CLICK HERE to see the signatures of those who accompanied LBJ as well as Colorado's former Republican Governor John A. Love.
I grew up in a lily white suburb of Denver. We had no black students at any of my schools and probably none in Jefferson County located west of Denver and extending into the foothills of the Rocky Mountains. We lived a very comfortable post World War II life in an economy that was booming. I had no reference to poverty or racism because I didn't see it. But I knew it existed because I watched the nightly news and saw stories on TV about how blacks were treated in other parts of America - especially the south. Those of us in our sixties and older probably remember those grainy black and white nightly news clips which showed sit-ins, marches, bombings, lynchings, murders, riots, and speeches by civil rights leaders reacting to the turmoil of that era. The Civil War ended slavery, but it had not given black people equal rights to whites. Blacks could not vote in many parts of the south. They could not use restrooms in bus stations or eat a meal at a lunch counter. They could not go to college in many places. Segregation was a method by which the white majority kept the black minority in its place. It was a way of life. In Denver blacks lived in one part of town. A federal judge created forced busing to desegregate Denver's public schools. A lot of white folks fled to the suburbs in response.
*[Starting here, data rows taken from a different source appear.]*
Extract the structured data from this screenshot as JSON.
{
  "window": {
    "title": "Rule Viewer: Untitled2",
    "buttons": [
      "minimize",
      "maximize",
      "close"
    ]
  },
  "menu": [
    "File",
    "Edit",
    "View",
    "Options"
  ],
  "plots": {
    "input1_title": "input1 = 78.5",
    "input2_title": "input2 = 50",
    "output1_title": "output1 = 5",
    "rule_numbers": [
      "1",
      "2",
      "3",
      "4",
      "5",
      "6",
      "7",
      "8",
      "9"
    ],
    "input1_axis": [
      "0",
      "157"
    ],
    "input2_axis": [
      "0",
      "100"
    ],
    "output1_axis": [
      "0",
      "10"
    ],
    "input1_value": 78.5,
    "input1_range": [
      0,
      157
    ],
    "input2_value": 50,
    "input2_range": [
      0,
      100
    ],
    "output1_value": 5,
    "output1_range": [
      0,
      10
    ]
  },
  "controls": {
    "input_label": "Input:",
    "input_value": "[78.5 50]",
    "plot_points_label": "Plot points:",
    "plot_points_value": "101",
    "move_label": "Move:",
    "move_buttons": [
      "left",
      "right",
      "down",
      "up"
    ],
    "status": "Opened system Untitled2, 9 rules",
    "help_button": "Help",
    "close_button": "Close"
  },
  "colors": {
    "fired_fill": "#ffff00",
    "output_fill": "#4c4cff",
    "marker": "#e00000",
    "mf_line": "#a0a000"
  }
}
In June 1965 I got a summer job at a guest lodge located in Upper Bear Creek Canyon just outside of Evergreen, Colorado. Historically the lodge had been the summer home of one of Colorado's richest families. In 1965 the owners were a middle aged couple who ran the place with the aid of their adult daughter and her husband plus the summer crew of four or five college students. I was one of them. I had never had a job in the hospitality business before that job. One day I had to replenish the glasses in the bar. I carefully stacked each cocktail glass in a neat row on glass shelves with a mirror behind. I put one glass too many on the glass shelf. The entire wall of glasses came crashing down. I was mortified. I found an online photo of that room as it exists today. Instead of stocking glasses, I laid kindling and logs for future fires throughout this mountain castle and other odd jobs that did not include anything in the bar area.
Willie got his revenge on Sadie without doing or saying anything. When the guests arrived the next day there was no cook. The owners' daughter and I drove into Evergreen to find already prepared food to feed the guests. There wasn't such a thing in 1965 Evergreen. So we ended up at the Safeway store where we bought Swanson TV chicken dinners. We took them back to the lodge. I remember thinking how loony it was that we were taking TV dinners up a private gated half mile road to this luxurious mountain top retreat to serve to people who were expecting a wonderful meal. We heated the TV dinners and plated them along with a sprig of parsley. We made salads and served some form of desert as well.
The next morning the college kids cooked breakfast. I remember one guest asked me for some jelly or preserves. I knew Sadie had two different kinds of preserves. One was a cheap jar which was to be served to guests and an expensive jar which was reserved for family use. I reasoned that since the guests had to eat a TV dinner instead of a real meal prepared by a real chef they should be treated to the more expensive preserves. Sadie noticed I had done and walked through the elegant dining room with windows looking out to the wooded grounds and removed the bowl from the table. She told me to replace the bowl the cheap preserves. I did as I was instructed.
The owners hired a new cook who started work later that day. We served bottle after bottle of champagne to the battery people that night. We kept the bubbly flowing and flowing. After all the guests paid for it. Sadie's husband who was referred to by all as The Colonel grilled the steaks. The new cook prepared the remainder of the meal. The guests had a really good night in this remarkable setting.
The next day was Sunday morning. I walked into the office and told Sadie I quit. I told the other kids. They all quit as well. I couldn't work for a crazy woman (or man). Until I started to write today's blog I forgot how wacko Sadie behaved over a jar of preserves and cruel she was to Willie. What a petty person she was. And what a miserable human being she was to treat a really nice man so meanly.
The President got landmark civil rights legislation enacted which has changed the course of American life for the past 52 years. But there are still people who are petty and carry on grudges over the way things used to be. They continue to use the States Rights argument to deny all people fair and equal treatment in these United States of America.Watch ALL THE WAY as it recalls the way we used to be and that the way some of still are. The echoes of that era are a part of our current political debate.